"Mr. Crestall said the unionization push would hurt everyone. “Having a union will mean higher wages, and that will lead to higher prices,” he said. “That will mean fewer consumers coming to carwashes, and fewer jobs for these workers.”
This lame micro-push is just a regional symptom of larger flaws in our governance structure and understanding of how leverage markets to betterment of all participants. Who knows if this push will succeed or not, but believe me you, this wolf's wheels will never be touched by a union member. (This acknowledges that his wheels were born of union hands, but that was beyond my control.)

The irony will be when the proponents of real corporate social responsibility (CSR) understand how adversely unions impact cost and operating structures, and ditch de-couple themselves from out-dated left-wing ideology for the potential third-way benefits that the concept of CSR can offer.

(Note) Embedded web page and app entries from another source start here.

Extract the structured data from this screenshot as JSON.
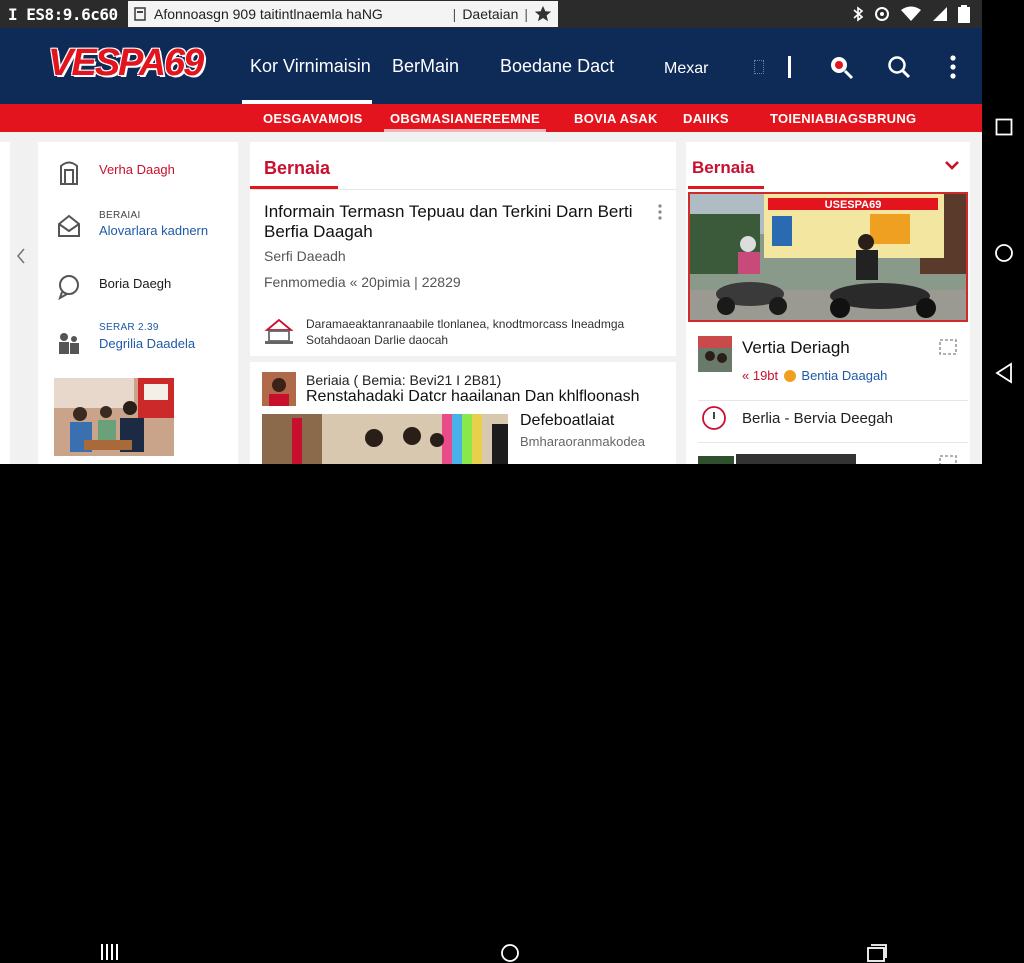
{
  "statusbar": {
    "time": "I ES8:9.6c60",
    "url": "Afonnoasgn 909 taitintlnaemla haNG",
    "url_tail": "Daetaian"
  },
  "header": {
    "logo": "VESPA69",
    "nav": [
      "Kor Virnimaisin",
      "BerMain",
      "Boedane Dact"
    ],
    "search_label": "Mexar"
  },
  "rednav": [
    "OESGAVAMOIS",
    "OBGMASIANEREEMNE",
    "BOVIA ASAK",
    "DAIIKS",
    "TOIENIABIAGSBRUNG"
  ],
  "sidebar": {
    "items": [
      {
        "label": "Verha Daagh"
      },
      {
        "sub": "BERAIAI",
        "label": "Alovarlara kadnern"
      },
      {
        "label": "Boria Daegh"
      },
      {
        "sub": "SERAR 2.39",
        "label": "Degrilia Daadela"
      }
    ]
  },
  "main": {
    "tab": "Bernaia",
    "title": "Informain Termasn Tepuau dan Terkini Darn Berti Berfia Daagah",
    "subtitle": "Serfi Daeadh",
    "meta": "Fenmomedia « 20pimia | 22829",
    "notice": "Daramaeaktanranaabile tlonlanea, knodtmorcass Ineadmga Sotahdaoan Darlie daocah",
    "card2": {
      "line1": "Beriaia ( Bemia: Bevi21 I 2B81)",
      "line2": "Renstahadaki Datcr haailanan Dan khlfloonash",
      "heading": "Defeboatlaiat",
      "sub": "Bmharaoranmakodea"
    }
  },
  "right": {
    "tab": "Bernaia",
    "item1_title": "Vertia Deriagh",
    "item1_meta_a": "« 19bt",
    "item1_meta_b": "Bentia Daagah",
    "item2": "Berlia - Bervia Deegah",
    "banner_text": "USESPA69"
  },
  "colors": {
    "header_bg": "#0e2b57",
    "accent_red": "#e4141e"
  }
}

  1. I think unions are necessary to protect Americans workers from predatory Judeo-capitalist bosses, within reason. However, American unions must exist to protect the American working man. Not illegal immigrant, not immigrant, not African, not Asian, not Mexican--no, American unions must defend the authentic AMERICAN working man.

  2. My problem with unions is not based along identity politics. They may have served a purpose in days of yore, however, in an age where consumers are fully informed and shareholders have enlightened expectations, they have been made completely redundant. Since they monopolize labor, they drive up the costs of labor, in turn raising prices across the board at the expense of all other stakeholders, including consumers and ownership. Look at what the unions have done to the automotive, airline, and domestic manufacturing industries. What an inspiring success story. They are cancers on healthy American commerce. The American worker can do just fine on his own sans the corrupting influence of these malignant tumors.

  3. Over the last 30 years the domestic automotive, airline, and manufacturing industries have been crushed, and along with them the American unions. How has that been good for American workers? For the American middle class? Smashing the American unions is good for the Judeo-capitalist bosses who import masses of third world workers who work for slave wages, thus undercutting authentic American werkers. Crushing American unions benefits the Judeo-capitalist barons who favour third world workers over American workers, not only in the third world but also in the US (via imported workers legal and illegal). It's un-patriotic and treasonous.

  4. I think the decline of aforementioned industries along with the evaporation of the so-called "American worker" can directly be linked to the unions. However, weak-kneed short-sighted corporate management that acquiesced to the ridiculous union demands ought shoulder some of the blame. The platinum benefit packages, absurd pay banks that compensate idled workers, and inflated wages clearly eroded the former competitive advantages once held by the American laborer. The unions reaped what the sowed and have bankrupted several American industries and destroyed most of the American workers ability to compete. The hope for the American workers is in right-to-work states like Texas, Mississippi, Tennessee, North Carolina, and South Carolina to name a few. Cheap labor that is motivated and results driven is more sustainable that grossly over-compensated expensive labor that is constrained and restricted by onerous collective bargaining agreements that would put most monopolistic practices to shame. Crushing unions benefits workers, consumers, communities, and all other stakeholders expect archaic union bosses and lazy labor activists.

    I guess we will have to agree to disagree on this one, good sir.